‘40 people on board but no one intervened when schoolboys stabbed B Com student on Delhi bus’

The bus conductor said the passengers did not make any attempt to provide medical aid to Mohammad Anas, who was allegedly stabbed by five boys during a scuffle for stealing his mobile phone.

delhi Updated: Nov 25, 2017 10:19 IST
Shiv Sunny
Shiv Sunny
Hindustan Times, New Delhi
Delhi bus murder,Murder,Delhi bus
A cluster bus parked inside Sukhdev Vihar Bus Depot in which Mohammad Anas, a 20-year-old B. Com student was stabbed to death near Ashram, in New Delhi on Friday.(Sanchit Khanna/HT Photo)

The family of 17-year-old Mohammad Anas, who was stabbed to death on a cluster bus in Delhi on Friday after a scuffle with five boys, said he could have been saved had even one of the passengers intervened.

Anas, a B Com Hons student at Al-Falah University in Faridabad, died on a moving bus in south Delhi after his throat was slit, allegedly by a group of five school students in uniform, when he confronted them on suspicion that they had stolen his mobile phone.

According to Jai Bhagwan, the bus conductor, there were at least 40 passengers on the bus at the time of the murder. Speaking to HT, he confirmed that no one — including himself — intervened.

“It just needed one passenger to stand up against the boys. That would have given everyone else courage to take on the goons. But there was not one man with courage in that bus,” said Anas’ uncle, Mujeeb Ahmed.

He said the passengers neither made any attempt to provide medical aid nor rushed Anas to hospital. “Why is it that Anas was taken to hospital only after the PCR van arrived? Why did the bus conductor not do anything to prevent the attack when it happened right next to his seat,” said Anas’ father, Bholu Khan.

The conductor said everything happened so quickly that he was unable to react. “The boys took advantage of the fact that the bus was moving slowly because of the traffic and ran out from the two doors,” said Bhagwan.

This is not the first time Delhiites have remained mute spectators to murders, attacks or even accident victims. Police say the fear of the unknown as well as an element of indifference induces this behaviour.

Dependra Pathak, Delhi Police’s chief spokesperson, said this mindset is seen more in big cities like Delhi than in smaller towns or villages. “People are circumspect because they don’t know the people involved or the circumstances under which the conflict is happening. They are afraid to do their human duty because they do not want to get into any kind of trouble,” he said.

The officer urged people to intervene in such situations and assured good Samaritans will get legal protection. “They should be rest assured that the law is on their side,” said the officer.

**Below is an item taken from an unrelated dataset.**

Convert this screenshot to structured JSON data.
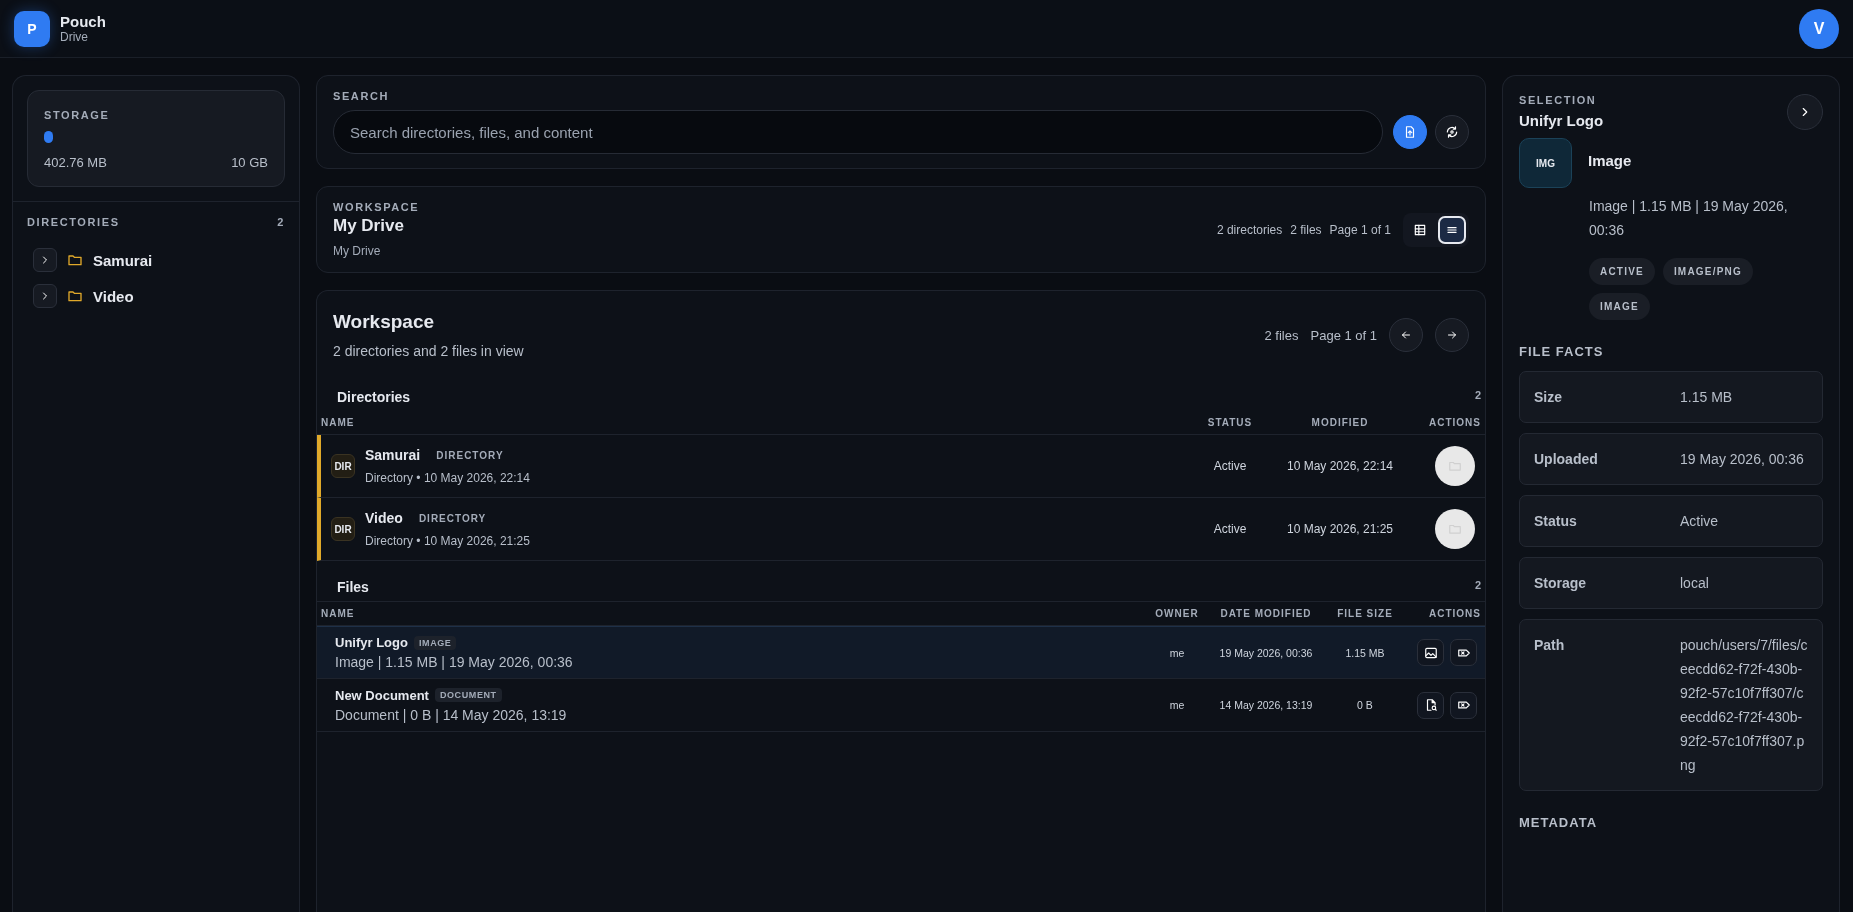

Meanwhile, it has emerged that the five students, who allegedly killed the boy, had bunked school that day and were taking casual joyrides in buses.

“They had assembled at a park in Madanpur Khadar before taking a bus to Ashram Chowk. They again took a bus ride towards Badarpur when they killed Anas,” said Praveer Ranjan, joint commissioner of police (southern range).

Investigators said no similar cases of the students targeting people have emerged so far. They said the boys seemed to be “unruly by nature”.

The description of the boys’ uniform, as well as electronic surveillance on the mobile phone they allegedly stole from Anas, helped the police apprehend them from different parts of south Delhi.

First Published: Nov 25, 2017 10:02 IST